=== Begin Enclosure ===

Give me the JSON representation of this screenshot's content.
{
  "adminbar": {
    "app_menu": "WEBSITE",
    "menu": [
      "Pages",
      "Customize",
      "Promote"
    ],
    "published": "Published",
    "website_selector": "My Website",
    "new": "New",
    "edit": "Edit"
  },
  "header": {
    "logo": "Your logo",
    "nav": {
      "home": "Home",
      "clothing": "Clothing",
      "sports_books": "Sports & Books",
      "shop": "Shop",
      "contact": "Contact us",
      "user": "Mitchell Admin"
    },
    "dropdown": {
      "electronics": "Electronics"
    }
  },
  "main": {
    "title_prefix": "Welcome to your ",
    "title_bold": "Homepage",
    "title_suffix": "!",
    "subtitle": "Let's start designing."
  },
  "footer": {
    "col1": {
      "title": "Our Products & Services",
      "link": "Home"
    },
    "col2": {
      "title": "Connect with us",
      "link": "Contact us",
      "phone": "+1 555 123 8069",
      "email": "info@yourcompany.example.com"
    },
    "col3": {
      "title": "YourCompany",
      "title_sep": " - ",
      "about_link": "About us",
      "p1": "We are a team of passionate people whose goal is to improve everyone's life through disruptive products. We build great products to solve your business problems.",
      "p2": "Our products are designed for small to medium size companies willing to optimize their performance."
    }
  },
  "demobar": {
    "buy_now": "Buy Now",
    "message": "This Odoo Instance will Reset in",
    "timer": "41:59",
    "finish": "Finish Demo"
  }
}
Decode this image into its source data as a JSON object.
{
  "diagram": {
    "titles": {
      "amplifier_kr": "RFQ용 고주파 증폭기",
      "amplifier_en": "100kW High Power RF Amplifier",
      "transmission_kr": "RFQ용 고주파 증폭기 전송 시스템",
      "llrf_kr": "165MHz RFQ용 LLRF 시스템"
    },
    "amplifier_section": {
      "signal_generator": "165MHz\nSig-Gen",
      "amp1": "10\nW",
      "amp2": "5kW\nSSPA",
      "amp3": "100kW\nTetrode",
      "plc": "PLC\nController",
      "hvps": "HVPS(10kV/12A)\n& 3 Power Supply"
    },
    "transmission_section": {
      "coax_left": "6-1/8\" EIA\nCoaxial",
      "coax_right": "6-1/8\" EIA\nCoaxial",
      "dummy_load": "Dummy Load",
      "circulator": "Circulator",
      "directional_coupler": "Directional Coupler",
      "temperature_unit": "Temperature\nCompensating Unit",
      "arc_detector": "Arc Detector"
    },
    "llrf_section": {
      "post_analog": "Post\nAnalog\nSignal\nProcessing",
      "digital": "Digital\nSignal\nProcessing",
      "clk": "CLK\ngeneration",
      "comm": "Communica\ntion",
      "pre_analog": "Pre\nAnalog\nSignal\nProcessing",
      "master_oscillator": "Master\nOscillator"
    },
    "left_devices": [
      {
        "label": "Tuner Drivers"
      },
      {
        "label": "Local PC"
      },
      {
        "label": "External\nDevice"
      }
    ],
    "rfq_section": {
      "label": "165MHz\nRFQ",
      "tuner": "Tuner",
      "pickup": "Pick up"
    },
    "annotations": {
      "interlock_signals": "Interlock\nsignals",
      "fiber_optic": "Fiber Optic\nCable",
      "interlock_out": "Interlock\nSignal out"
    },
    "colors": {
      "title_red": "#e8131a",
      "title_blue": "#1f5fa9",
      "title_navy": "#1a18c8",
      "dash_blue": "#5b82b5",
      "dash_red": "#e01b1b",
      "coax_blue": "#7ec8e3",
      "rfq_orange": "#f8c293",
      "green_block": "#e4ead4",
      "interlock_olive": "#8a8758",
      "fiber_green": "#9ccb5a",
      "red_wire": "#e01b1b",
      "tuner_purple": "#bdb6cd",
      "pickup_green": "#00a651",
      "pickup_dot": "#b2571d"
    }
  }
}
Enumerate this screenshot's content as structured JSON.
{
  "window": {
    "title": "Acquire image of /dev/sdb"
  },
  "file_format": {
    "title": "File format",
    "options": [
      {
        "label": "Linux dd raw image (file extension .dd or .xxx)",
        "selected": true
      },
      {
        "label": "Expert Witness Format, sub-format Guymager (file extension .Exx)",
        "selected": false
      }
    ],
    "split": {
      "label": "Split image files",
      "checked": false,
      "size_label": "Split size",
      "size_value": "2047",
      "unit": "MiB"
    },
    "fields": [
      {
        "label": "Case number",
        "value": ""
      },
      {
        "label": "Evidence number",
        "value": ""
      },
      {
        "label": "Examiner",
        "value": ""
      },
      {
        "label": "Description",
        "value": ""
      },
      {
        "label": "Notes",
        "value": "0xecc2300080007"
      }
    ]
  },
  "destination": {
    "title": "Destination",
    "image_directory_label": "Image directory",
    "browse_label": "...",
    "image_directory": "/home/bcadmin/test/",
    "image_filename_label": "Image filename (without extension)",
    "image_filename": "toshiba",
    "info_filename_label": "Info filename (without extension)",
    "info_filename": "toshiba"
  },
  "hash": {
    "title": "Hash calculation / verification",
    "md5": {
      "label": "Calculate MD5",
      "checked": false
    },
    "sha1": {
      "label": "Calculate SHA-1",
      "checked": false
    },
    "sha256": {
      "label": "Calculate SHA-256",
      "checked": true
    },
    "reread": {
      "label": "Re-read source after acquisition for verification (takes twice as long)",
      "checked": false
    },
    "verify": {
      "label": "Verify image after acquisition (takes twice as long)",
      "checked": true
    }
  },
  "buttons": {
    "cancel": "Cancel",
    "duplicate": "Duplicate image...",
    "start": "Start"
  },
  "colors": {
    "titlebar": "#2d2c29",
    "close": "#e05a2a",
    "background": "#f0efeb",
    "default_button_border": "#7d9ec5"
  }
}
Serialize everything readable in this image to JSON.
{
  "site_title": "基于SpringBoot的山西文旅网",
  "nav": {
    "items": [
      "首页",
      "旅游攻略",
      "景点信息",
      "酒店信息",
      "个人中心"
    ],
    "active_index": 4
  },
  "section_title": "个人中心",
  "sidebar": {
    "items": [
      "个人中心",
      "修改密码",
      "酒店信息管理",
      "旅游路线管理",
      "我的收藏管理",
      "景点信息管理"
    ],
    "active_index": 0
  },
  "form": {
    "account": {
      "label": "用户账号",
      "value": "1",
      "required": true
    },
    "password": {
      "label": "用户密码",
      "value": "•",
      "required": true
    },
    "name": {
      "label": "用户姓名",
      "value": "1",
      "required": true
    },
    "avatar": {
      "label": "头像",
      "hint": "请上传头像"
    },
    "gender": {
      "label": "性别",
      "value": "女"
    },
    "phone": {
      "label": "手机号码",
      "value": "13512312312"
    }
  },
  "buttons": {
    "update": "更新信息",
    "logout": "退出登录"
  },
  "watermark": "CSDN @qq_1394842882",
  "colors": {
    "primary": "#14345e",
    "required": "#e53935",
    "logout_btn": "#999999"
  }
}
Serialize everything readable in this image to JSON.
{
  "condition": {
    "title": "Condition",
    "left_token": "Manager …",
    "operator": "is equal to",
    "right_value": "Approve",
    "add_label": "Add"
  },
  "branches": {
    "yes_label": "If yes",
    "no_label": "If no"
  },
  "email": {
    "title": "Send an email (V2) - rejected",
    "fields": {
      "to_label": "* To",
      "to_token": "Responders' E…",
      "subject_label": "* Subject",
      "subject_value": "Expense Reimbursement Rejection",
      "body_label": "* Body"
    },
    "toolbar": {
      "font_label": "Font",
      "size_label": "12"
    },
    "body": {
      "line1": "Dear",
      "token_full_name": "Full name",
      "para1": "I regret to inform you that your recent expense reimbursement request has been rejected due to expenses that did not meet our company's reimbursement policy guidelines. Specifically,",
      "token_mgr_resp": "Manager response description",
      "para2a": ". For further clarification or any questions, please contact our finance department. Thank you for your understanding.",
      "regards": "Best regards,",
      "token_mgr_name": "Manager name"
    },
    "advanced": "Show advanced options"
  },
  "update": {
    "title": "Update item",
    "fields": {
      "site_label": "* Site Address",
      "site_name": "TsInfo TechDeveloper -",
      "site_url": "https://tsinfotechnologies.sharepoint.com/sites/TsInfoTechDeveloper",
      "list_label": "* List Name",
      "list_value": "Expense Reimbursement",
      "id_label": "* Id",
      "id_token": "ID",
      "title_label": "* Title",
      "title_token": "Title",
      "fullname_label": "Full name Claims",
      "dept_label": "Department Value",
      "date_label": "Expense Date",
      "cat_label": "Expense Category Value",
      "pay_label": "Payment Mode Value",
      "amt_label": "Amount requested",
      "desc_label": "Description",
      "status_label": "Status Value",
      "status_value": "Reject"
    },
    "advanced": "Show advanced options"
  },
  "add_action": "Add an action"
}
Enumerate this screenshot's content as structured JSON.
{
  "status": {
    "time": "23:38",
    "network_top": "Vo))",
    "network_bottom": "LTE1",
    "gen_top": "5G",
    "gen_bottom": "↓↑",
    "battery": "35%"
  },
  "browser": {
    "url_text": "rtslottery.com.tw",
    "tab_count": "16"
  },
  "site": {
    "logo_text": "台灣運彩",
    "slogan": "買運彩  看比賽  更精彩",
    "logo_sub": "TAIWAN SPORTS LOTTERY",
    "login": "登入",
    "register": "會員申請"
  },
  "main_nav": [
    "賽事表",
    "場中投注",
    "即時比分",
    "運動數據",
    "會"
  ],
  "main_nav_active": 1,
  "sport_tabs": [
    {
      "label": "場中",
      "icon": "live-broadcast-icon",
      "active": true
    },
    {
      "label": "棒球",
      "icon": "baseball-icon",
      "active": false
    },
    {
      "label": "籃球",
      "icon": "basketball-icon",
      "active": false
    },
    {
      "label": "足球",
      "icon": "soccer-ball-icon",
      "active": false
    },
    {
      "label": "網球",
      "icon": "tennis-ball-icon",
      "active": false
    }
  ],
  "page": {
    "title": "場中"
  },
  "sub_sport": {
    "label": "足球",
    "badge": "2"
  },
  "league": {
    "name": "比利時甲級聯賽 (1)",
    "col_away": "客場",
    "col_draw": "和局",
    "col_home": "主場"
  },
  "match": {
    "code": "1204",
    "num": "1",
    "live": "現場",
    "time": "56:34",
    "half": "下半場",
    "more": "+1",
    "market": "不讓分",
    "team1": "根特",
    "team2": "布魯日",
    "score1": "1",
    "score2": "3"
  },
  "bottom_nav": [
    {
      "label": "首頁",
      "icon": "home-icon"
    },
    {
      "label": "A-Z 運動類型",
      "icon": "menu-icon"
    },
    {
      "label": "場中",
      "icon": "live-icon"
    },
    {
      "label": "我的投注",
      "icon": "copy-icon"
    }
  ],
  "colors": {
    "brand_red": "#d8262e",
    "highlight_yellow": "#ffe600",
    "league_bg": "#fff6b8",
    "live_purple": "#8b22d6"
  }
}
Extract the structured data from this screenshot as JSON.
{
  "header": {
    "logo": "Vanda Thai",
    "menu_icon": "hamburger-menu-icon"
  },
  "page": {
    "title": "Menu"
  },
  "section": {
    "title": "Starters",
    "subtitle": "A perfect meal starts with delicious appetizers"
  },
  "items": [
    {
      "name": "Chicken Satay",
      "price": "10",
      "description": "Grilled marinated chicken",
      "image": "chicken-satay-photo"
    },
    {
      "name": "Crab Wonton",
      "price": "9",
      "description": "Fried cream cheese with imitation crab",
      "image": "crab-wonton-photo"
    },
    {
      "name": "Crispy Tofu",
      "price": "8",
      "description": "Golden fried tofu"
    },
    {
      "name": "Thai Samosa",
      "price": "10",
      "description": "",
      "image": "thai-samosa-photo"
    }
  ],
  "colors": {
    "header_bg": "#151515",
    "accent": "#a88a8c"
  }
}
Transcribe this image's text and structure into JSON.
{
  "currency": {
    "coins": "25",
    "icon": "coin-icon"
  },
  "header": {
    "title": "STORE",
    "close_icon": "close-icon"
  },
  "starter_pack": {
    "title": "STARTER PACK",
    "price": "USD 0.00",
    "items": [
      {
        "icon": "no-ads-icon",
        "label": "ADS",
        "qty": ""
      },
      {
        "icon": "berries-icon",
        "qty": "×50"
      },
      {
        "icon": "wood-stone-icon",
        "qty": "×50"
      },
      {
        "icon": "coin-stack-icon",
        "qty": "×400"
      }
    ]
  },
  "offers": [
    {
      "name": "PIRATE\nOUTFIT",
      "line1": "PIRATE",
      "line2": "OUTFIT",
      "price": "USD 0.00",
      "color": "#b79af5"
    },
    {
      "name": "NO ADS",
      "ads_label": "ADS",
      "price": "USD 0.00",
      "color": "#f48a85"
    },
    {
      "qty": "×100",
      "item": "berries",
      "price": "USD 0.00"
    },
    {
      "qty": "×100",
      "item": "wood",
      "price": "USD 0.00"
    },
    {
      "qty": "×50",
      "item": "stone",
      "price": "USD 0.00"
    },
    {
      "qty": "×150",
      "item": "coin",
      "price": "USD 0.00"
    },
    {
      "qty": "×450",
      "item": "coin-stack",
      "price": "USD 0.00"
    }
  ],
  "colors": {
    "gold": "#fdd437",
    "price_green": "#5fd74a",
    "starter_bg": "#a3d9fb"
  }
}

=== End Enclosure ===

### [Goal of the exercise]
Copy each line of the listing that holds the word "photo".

### [Answer to the exercise]
      "image": "chicken-satay-photo"
      "image": "crab-wonton-photo"
      "image": "thai-samosa-photo"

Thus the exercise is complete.